▶ WORK REQUEST
Review the listing and copy each line that holds the word "globe".

▶ EXTRACTED MATERIAL
※ ※ ※

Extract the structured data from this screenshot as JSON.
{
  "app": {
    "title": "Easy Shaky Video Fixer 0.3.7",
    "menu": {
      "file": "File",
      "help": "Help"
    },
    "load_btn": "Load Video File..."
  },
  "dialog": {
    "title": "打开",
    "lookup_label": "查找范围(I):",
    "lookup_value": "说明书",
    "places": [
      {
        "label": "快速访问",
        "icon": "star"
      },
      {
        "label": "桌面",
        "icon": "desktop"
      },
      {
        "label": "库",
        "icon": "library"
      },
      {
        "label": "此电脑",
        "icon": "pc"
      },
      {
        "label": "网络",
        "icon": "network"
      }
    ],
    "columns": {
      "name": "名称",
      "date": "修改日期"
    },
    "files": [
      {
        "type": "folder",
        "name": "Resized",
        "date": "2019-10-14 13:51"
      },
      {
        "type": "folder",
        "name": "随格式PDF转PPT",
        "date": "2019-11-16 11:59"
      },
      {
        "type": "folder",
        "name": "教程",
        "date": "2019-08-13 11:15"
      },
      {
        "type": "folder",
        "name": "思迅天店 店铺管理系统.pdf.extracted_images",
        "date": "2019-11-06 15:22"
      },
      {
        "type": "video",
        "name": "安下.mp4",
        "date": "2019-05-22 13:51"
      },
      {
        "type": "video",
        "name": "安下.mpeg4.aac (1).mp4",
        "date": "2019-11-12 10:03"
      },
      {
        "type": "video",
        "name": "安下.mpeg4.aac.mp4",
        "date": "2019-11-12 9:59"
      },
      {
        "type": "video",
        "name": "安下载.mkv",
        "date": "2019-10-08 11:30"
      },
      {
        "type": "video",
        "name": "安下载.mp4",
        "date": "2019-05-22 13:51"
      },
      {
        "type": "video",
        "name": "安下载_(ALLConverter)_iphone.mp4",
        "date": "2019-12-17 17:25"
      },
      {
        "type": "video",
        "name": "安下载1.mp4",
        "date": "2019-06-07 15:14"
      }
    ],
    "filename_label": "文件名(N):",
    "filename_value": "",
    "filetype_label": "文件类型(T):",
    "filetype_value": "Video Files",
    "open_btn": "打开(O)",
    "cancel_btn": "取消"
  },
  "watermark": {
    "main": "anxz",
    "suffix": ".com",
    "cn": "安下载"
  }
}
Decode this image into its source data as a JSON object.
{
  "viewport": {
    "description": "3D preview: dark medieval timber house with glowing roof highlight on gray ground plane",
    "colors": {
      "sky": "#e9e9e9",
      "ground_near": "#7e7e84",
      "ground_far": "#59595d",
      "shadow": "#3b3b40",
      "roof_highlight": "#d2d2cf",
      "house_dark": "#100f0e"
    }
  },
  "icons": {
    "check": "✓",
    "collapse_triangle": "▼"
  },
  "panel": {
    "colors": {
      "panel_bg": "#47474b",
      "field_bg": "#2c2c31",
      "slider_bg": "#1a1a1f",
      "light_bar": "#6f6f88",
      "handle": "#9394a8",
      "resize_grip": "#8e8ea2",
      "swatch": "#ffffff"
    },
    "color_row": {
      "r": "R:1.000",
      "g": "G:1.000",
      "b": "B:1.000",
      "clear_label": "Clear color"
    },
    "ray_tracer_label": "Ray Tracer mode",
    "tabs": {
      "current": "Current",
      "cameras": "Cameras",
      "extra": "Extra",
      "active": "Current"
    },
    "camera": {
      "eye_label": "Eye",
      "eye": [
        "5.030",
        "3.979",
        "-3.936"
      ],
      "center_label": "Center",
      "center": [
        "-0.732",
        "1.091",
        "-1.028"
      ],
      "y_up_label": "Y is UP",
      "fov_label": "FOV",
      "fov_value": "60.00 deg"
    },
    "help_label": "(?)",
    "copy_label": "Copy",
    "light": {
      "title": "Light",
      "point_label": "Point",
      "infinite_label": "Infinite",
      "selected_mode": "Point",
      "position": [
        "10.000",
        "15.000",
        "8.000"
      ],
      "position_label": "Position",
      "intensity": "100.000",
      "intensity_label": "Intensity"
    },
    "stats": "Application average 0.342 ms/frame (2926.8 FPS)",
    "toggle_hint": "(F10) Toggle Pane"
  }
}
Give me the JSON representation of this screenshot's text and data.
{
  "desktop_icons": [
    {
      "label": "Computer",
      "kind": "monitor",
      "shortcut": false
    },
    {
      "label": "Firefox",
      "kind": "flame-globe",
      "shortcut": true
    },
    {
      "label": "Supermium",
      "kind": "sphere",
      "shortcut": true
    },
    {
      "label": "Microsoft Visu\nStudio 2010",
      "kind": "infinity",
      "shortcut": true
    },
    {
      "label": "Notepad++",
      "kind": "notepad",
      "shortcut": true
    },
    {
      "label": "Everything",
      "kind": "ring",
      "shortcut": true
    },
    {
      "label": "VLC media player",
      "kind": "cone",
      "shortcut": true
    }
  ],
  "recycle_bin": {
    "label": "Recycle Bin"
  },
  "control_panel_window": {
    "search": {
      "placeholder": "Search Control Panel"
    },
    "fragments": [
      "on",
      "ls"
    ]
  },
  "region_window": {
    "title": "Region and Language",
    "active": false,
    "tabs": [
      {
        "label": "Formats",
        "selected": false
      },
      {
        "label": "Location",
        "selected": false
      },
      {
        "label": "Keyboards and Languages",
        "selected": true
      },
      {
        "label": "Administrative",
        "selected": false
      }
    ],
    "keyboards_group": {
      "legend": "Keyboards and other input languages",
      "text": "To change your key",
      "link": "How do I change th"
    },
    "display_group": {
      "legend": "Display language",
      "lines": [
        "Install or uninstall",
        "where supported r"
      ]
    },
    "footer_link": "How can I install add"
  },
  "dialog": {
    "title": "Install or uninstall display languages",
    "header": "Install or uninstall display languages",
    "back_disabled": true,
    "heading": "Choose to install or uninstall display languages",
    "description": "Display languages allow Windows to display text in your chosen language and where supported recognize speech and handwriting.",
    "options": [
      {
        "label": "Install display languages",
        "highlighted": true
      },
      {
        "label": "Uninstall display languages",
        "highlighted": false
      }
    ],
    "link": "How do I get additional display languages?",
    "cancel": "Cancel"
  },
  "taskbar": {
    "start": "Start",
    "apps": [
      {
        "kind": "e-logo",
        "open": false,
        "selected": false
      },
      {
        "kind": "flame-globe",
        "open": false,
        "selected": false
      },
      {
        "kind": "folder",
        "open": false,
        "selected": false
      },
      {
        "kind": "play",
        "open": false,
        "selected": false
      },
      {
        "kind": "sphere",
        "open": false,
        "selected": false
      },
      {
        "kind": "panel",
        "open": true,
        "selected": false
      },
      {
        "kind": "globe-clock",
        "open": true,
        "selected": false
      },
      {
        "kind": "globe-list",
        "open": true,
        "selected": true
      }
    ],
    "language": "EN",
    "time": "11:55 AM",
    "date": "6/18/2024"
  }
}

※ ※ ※

▶ REPLY TO THE EXERCISE
      "kind": "flame-globe",
        "kind": "flame-globe",
        "kind": "globe-clock",
        "kind": "globe-list",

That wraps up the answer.